The parties share origins in the Dravidian movement, an assertion of the rights and dignity of South Indians, and particularly Tamils, against the primacy of North India and the Hindi language. They believe that invasive northerners long ago installed themselves as Brahmins in the South at the expense of other castes, in whose favour they have tended to govern. They are generally friendly to business, their spendthrift populism aside. Mainly they compete to offer voters ever more lavish handouts. In 2006 the DMK triumphed in state elections after it offered voters free televisions; it subsequently handed out some 13m of them. At the next election, the AIADMK matched its pledge of free blenders and fans, and romped home. Perhaps unsurprisingly, Tamil Nadu’s state debt ballooned by 92% between 2010 and 2015.

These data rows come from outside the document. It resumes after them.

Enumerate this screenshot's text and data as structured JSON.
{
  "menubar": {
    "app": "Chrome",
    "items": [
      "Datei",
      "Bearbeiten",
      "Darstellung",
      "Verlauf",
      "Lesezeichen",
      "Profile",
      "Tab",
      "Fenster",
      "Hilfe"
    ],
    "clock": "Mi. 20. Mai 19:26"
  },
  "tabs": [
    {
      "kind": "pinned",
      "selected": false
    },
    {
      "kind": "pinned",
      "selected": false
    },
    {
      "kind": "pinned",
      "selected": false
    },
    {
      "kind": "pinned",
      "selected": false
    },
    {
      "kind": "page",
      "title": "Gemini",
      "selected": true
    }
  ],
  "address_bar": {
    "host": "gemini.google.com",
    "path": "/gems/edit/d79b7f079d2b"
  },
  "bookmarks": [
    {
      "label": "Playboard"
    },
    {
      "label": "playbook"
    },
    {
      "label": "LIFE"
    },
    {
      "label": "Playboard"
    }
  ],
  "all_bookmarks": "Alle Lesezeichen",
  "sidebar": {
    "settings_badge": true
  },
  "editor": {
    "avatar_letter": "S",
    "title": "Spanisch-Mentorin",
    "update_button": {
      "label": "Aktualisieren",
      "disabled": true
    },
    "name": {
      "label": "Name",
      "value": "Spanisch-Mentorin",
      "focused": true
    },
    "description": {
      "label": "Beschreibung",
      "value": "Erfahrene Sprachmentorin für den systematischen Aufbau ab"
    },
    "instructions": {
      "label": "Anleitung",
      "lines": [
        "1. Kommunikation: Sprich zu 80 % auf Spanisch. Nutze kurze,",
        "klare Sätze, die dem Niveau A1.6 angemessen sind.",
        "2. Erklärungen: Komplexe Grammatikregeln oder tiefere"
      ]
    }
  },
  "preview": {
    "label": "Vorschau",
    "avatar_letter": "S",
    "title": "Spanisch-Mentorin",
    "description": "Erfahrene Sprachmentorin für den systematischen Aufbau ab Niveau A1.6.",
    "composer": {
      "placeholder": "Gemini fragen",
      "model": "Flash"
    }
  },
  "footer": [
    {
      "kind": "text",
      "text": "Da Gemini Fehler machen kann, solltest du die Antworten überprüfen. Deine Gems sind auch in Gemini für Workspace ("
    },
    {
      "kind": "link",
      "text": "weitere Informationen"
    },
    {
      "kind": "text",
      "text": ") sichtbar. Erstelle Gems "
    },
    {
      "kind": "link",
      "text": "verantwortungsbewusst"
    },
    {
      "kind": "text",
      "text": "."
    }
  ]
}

Yet as vapid, incestuous and irresponsible as state politics sounds, Tamil Nadu has prospered under the pair’s rule. From 2004 to 2015, its economy grew at an average rate of over 12% a year. Average annual income, at $2,431 per person, is now 50% higher than the national figure.
That is not just luck. For one thing, much of the lavish spending gets to the right people, helping to stimulate growth, points out A.R. Venkatachalapathy, a historian of the Dravidian movement. Free meals at schools and subsidised ones at “Amma”-branded canteens, where a good meal costs 5 rupees ($0.08), have ended severe malnutrition in the state, for instance.
It also helps that the two parties have run the state since 1967, to the exclusion of national parties. That is important, since their delegations to the national parliament in Delhi are sometimes big enough to hold the balance of power. That makes it hard for national governments to stand up to Tamil Nadu on matters such as the sharing of water between states, and easier for the two to extract goodies of various sorts from the centre.
“Tamil Nadu combines relatively successful economic growth with a positive performance in regard to social development, in a way that is distinctive, if not absolutely unique” among India’s big states, argue John Harriss of Simon Fraser University and Andrew Wyatt of the University of Bristol in a forthcoming study. The parties’ weakness, however, may be succession. Mr Karunaridhi is banking on his son, who is called Stalin. The AIADMK, according to Mr Venkatachalapathy, is organised around a “queen bee” or “mother termite” principle, and may not be able to function at all without her. Ms Jayalalithaa’s deputy conducts every meeting beneath a massive portrait of his boss. He keeps an empty chair for her. Forty days and counting.